Most of the capacity payments to 15 New York City peaker plants identified in the PEAK Coalition report went to three companies: NRG Energy Inc., LS Power Group and ArcLight Capital Holdings LLC. Many of the plants are located in low-income parts of the city that suffer from poor air quality, including South Bronx and Sunset Park.
Downstate New York, including New York City and Long Island, has more than 11,000 MW of natural gas- and oil-fired generating capacity from simple-cycle, internal combustion and steam turbine units, most of which have been operating for 40 years or more, according to a recent S&P Global Market Intelligence analysis. Some of those plants have operated for more than 60 years.
While New York had only 51 MW of operating non-hydro storage online as of February, developers have proposed more than 5,500 MW of energy storage resources in downstate New York, New York ISO data showed as of Feb. 29.
One company, Sustainable Power Group LLC, has roughly 1,500 MW of lithium-ion battery projects under development in New York City, while the state of New York has targets of 1,500 MW of storage by 2025 and 3,000 MW by 2030. Sustainable Power Group, or sPower, is an affiliate of power plant owner AES Corp.
Stricter air emissions regulations, meanwhile, are driving the retirement and conversion of some aging peakers.
Operators of facilities in and around New York City have said they plan to retire nearly 650 MW of conventional peak power capacity and add pollution control equipment to another 1,300 MW, according to compliance plans recently obtained by S&P Global Platts.
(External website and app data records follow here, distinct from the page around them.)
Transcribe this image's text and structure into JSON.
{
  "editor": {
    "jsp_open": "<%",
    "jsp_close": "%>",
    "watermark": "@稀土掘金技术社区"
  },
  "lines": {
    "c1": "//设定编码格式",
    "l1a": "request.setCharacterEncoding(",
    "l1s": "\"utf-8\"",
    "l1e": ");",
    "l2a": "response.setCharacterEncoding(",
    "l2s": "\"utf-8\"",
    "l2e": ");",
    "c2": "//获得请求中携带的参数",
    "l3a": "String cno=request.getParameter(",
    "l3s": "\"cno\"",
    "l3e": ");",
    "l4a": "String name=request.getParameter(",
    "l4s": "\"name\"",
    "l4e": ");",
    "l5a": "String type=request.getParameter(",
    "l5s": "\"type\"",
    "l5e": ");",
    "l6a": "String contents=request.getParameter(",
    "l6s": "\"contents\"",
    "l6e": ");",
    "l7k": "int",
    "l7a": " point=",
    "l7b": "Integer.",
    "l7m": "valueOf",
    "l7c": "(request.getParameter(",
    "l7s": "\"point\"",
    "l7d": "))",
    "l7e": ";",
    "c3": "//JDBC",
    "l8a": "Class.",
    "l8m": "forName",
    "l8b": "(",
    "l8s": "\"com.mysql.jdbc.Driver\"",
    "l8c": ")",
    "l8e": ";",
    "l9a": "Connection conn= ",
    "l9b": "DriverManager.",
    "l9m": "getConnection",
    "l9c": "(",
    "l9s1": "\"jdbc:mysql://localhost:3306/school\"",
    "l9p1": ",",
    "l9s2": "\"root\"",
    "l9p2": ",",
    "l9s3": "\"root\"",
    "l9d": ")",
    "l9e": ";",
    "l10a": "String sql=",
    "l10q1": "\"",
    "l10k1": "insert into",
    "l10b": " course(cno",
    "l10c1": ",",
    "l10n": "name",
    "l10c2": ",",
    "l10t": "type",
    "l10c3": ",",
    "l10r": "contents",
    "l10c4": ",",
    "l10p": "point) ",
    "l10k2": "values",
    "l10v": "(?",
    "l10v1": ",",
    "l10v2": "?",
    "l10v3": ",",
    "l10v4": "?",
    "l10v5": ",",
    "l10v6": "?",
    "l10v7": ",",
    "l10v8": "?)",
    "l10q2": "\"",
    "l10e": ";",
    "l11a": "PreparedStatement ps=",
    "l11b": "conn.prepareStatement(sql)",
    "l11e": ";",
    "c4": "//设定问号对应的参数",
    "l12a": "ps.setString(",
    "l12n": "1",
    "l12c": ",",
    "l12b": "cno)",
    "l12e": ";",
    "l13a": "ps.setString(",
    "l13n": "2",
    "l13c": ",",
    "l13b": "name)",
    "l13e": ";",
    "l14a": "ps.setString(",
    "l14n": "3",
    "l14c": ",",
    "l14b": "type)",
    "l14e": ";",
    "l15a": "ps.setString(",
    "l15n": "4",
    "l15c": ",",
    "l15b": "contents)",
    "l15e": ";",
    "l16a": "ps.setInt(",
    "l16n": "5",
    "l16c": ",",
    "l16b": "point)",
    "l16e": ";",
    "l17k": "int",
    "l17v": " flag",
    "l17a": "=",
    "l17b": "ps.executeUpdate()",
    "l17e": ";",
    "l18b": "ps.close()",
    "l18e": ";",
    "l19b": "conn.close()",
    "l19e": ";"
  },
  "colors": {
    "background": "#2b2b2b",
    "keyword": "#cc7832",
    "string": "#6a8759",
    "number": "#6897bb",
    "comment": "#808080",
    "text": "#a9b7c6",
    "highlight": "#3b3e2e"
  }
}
Among the units retiring is LS Power's Ravenswood CT, where the company is developing the state's largest battery storage project.
S&P Global Platts and S&P Global Market Intelligence are both owned by S&P Global Inc.